520 Massey to Department of External Affairs

Cablegram 623 SINGAPORE, 17 November 1947, 4.30 p.m.

SECRET

My telegram 622.

Hostile reaction here upon the reported decision to deport 14 Malayans [1], is the most extreme we have yet had to face, and has already largely undone the goodwill towards Australia of the local Asian population resulting from our initiative in supporting the Indonesian Republic. It is particularly regrettable from our point of view, that, as the result of this incident the Malayans are now added to the Chinese and Indians in the resentment of the implied race discrimination. This morning I received deputations of the Presidents of the Malay Union (an Association of Malay political bodies) and Malay Seamen's Union who told me that they had proposed calling mass meetings of protest. On my assurances that I was communicating with you on the subject, they have agreed to postpone action for the time being. They assured me however, that unless a satisfactory explanation is forthcoming, it will be impossible to restrain the Left wing of their own or other associations from precipitate and inflammatory action.

2. I learned from an Australian here with excellent Malay contacts that apart from the foregoing, Malay citizen bodies are preparing joint representations to the Australian Government.

3. I am also doing my best to play down further press campaign but the mischief has already been done. Local papers have assiduously canvassed for opinions of local Malay leaders which are what one might expect, and have been strongly expressed. One view, that 14 Australians should be deported from Malaya in retaliation, may sound ridiculous, but has secured such support that it is only being withheld from publication in at least one local paper pending the outcome of advice referred to in para. 1. While the full facts of the case are now known to us here, I would urge that the possibility of repercussions such as these should always be borne very much in mind when decisions are reached on deportation of Asians, and the fact that these repercussions will become increasingly dangerous should be regarded as certain.

If I may suggest it, I think it wiser from a long term point of view to make judicious exceptions to the immigrant regulations than give occasion to criticism of staff policy which may very likely reach the United Nations Assembly. The Governor of Singapore has already warned a member of my staff that he has reason to believe that India may take the initiative in this direction before long. Massey. [2]

1 Malayan seamen had been permitted to stay in Australia under exemption because of emergency wartime conditions. Twelve of the fourteen were married to Australians, two had de facto wives, and there were fourteen children.

2 The Department of External Affairs replied on 19 November, reiterating Australia's policy that persons of non-European origin could not be permitted permanent residence, and reminding him that the principle of the right of my country to determine the composition of its nationhood had been accepted at the Inter-Asian Relation Conference in March.
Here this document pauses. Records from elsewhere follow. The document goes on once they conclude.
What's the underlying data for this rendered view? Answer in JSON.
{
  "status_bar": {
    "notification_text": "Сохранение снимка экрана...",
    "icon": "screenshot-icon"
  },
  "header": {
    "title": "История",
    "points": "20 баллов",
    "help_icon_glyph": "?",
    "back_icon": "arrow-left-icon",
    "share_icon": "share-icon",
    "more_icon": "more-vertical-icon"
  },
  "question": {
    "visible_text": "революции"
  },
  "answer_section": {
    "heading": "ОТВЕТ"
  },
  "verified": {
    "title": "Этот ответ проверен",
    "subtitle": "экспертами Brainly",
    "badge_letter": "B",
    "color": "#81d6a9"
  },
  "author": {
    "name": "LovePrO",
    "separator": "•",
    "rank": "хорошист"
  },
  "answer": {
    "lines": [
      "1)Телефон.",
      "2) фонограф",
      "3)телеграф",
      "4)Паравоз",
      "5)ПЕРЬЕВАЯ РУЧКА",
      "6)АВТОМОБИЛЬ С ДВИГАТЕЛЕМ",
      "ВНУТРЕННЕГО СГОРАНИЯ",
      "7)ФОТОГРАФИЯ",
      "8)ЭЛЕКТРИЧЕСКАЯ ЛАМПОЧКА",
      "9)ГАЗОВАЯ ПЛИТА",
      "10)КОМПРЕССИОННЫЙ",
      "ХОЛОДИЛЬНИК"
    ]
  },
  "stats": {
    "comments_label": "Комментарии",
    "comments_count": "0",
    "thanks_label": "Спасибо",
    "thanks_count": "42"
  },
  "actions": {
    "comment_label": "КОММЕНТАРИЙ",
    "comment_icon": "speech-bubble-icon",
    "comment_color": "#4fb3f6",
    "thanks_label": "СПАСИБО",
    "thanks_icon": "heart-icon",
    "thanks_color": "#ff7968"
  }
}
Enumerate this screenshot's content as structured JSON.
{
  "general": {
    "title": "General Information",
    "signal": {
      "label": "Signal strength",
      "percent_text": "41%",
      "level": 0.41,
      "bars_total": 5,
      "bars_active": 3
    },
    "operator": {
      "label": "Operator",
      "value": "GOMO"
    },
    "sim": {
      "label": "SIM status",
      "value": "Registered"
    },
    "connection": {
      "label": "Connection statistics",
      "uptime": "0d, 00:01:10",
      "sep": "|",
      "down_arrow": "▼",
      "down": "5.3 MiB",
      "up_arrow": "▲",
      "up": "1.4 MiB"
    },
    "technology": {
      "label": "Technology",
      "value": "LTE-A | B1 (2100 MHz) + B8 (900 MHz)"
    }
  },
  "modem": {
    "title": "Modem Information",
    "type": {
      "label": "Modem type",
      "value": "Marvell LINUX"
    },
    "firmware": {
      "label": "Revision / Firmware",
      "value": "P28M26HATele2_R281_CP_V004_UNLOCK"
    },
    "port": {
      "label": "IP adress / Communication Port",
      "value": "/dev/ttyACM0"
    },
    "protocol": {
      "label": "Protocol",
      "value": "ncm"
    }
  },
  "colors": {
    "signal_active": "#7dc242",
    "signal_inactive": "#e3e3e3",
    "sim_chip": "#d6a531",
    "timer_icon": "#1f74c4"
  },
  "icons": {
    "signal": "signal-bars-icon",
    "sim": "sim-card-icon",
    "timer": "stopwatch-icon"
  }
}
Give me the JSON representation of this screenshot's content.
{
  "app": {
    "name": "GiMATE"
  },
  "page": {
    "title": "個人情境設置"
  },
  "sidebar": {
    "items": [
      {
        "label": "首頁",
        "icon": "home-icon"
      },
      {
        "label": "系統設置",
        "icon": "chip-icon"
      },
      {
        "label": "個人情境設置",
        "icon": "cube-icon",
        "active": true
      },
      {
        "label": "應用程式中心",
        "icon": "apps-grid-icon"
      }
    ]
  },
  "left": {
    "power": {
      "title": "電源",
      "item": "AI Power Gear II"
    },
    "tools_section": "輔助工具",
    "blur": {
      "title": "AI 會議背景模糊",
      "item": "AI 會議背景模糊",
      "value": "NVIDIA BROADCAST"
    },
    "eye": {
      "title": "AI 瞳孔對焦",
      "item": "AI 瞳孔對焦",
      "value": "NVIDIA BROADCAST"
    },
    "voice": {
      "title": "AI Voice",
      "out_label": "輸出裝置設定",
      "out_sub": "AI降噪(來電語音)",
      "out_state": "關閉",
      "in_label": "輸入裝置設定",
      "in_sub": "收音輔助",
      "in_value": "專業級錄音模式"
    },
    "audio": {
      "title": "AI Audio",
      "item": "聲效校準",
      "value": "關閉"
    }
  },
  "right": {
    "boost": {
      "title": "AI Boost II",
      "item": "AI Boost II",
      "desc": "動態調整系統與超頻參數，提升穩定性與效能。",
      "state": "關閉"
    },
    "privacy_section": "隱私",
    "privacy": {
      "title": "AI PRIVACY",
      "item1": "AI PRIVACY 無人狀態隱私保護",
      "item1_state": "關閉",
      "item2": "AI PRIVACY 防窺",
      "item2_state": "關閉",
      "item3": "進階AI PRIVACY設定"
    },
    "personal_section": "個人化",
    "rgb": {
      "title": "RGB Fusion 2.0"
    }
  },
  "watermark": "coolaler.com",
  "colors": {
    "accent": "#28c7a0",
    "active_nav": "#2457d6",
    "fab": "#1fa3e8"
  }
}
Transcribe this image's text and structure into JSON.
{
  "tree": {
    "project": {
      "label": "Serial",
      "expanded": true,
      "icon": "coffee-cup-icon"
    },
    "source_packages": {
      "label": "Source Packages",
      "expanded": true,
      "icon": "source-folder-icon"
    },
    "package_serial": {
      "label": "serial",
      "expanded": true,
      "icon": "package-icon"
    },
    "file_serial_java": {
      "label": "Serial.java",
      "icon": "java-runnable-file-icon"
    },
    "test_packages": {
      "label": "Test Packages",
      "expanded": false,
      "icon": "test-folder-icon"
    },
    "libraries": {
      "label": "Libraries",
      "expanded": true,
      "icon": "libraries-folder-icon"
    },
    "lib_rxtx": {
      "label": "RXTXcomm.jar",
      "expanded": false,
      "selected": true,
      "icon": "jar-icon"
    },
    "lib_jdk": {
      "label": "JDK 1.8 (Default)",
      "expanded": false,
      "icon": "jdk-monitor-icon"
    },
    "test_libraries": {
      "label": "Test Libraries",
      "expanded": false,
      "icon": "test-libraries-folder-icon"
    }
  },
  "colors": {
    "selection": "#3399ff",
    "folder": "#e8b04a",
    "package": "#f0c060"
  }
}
It recognised Massey's difficulties regarding the Malay seamen, but pointed out that thousands of non- Europeans had been admitted for sanctuary during the war on the understanding that they would return to their own countries when conditions allowed, and that marriage to Australians would confer no right to settle permanently. Some 4400 of these had already been repatriated, including many who had married Australians.

[AA : A1838,411/3/6/1/2, i]